Work order
Lines with "title": please show every one of them from the listing below.

Information supplied
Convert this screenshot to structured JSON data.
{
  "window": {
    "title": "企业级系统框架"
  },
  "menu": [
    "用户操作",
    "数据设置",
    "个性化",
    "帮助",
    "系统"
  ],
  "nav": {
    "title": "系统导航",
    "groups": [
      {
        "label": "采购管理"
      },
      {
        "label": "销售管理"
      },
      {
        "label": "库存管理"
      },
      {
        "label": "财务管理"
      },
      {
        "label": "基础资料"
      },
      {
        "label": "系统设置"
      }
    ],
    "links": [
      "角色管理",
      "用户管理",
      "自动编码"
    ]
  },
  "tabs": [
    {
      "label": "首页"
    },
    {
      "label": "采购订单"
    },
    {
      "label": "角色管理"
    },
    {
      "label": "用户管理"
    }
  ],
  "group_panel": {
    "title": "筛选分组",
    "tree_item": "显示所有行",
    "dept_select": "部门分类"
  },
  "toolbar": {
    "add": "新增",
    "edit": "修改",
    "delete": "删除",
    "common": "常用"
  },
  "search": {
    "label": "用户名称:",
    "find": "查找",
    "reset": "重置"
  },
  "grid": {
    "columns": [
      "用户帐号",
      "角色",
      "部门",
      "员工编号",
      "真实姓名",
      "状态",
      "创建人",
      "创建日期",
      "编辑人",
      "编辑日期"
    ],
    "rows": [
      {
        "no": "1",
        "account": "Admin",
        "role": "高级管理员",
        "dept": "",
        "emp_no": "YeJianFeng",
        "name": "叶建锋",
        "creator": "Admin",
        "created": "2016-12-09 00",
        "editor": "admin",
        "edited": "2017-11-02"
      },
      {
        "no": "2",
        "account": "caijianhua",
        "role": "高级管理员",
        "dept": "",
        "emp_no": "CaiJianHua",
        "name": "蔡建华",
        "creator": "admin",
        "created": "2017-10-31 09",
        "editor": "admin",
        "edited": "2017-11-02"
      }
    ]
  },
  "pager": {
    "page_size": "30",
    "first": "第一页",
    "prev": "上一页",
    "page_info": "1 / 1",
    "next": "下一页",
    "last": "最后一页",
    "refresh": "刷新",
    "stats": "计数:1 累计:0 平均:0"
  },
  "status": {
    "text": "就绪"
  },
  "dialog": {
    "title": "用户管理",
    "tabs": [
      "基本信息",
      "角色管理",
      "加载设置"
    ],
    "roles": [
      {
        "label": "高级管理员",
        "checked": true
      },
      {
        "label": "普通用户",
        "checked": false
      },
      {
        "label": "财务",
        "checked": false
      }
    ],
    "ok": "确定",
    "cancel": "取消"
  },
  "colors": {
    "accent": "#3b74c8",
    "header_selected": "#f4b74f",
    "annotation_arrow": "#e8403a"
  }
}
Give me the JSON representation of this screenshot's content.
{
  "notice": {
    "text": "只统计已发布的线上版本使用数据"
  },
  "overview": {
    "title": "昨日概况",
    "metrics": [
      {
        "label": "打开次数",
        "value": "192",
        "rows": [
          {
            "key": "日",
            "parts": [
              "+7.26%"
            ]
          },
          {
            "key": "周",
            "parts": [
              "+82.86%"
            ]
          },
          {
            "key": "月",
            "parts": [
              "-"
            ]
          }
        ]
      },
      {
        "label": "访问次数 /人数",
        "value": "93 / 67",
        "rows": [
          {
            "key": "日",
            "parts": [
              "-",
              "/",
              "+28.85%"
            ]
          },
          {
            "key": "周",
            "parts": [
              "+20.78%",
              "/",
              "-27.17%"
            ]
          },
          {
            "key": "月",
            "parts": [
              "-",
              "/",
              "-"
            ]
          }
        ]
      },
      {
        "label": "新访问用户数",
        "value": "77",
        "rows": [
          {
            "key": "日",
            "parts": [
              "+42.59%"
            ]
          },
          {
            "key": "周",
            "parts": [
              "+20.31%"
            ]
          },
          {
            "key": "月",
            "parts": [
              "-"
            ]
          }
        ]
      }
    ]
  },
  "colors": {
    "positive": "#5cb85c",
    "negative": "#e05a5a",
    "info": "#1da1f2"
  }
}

Task solution
    "title": "企业级系统框架"
    "title": "系统导航",
    "title": "筛选分组",
    "title": "用户管理",
    "title": "昨日概况",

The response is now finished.